Now to Germany, where luxury cars in Berlin have been set on fire and destroyed for the fourth night in a row. It's not clear whether this is typical summertime hooliganism or something else. But with memories of the unrest in London fresh, some citizens and politicians in Germany are worried, and police are urging tough action. NPR's Eric Westervelt reports.

ERIC WESTERVELT: Car arson in Berlin is an old problem, especially in the summertime. For years, far-left activists with a fondness for arson have targeted luxury cars to protest rising rents and other causes. But Berlin police official Thomas Neuendorf says these incidents do not fit that burn-a-Beemer-for-marks pattern.

Mr. THOMAS NEUENDORF (Police Spokesman): (Through translator) It looks ever more likely that we are dealing solely with pyromaniac hooligans who get a thrill out of vandalism. The scene has changed entirely. In 2009, we had numerous arson attacks with a clear political motivation. Normally, it was about gentrification and anti-militarism. This spate of arson has none of these characteristics.

WESTERVELT: So far this week, police say some 50 cars have been torched indiscriminately. The chief security expert for the opposition Social Democrats called the wave of arson, quote, a precursor to terrorism. Others have warned it's the start of street unrest like the recent riots and vandalism in London. But police spokesman Neuendorf dismisses that as nonsense.

Mr. NEUENDORF: (Through translator) We're talking about a lone arsonist or a small group of vandals setting fire to cars, one after the other.
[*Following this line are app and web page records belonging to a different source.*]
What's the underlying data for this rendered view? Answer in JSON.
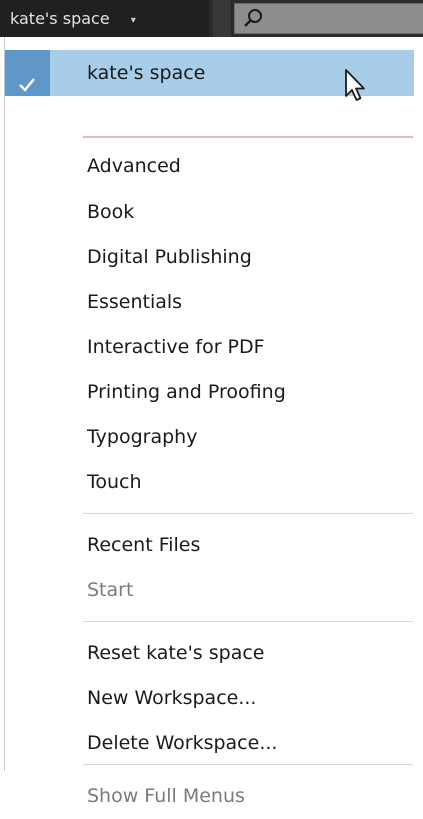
{
  "topbar": {
    "workspace_label": "kate's space",
    "caret_icon": "▾",
    "search_icon": "search-icon"
  },
  "menu": {
    "current": {
      "label": "kate's space",
      "checked": true,
      "icon": "check-icon"
    },
    "workspaces": [
      {
        "label": "Advanced"
      },
      {
        "label": "Book"
      },
      {
        "label": "Digital Publishing"
      },
      {
        "label": "Essentials"
      },
      {
        "label": "Interactive for PDF"
      },
      {
        "label": "Printing and Proofing"
      },
      {
        "label": "Typography"
      },
      {
        "label": "Touch"
      }
    ],
    "recent": [
      {
        "label": "Recent Files",
        "enabled": true
      },
      {
        "label": "Start",
        "enabled": false
      }
    ],
    "actions": [
      {
        "label": "Reset kate's space"
      },
      {
        "label": "New Workspace..."
      },
      {
        "label": "Delete Workspace..."
      }
    ],
    "footer": {
      "label": "Show Full Menus",
      "enabled": false
    }
  },
  "colors": {
    "highlight": "#a8cde8",
    "check_column": "#5f97c8",
    "topbar": "#202020"
  }
}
This is not in any way comparable to the riots in London, nor is it in any way a precursor to terrorism.

WESTERVELT: Police are offering a 5,000 euro, or $7,000, reward and are now using a helicopter with a thermal camera to try to catch the arsonists or lone arsonist.

Eric Westervelt, NPR News, Berlin. Transcript provided by NPR, Copyright NPR.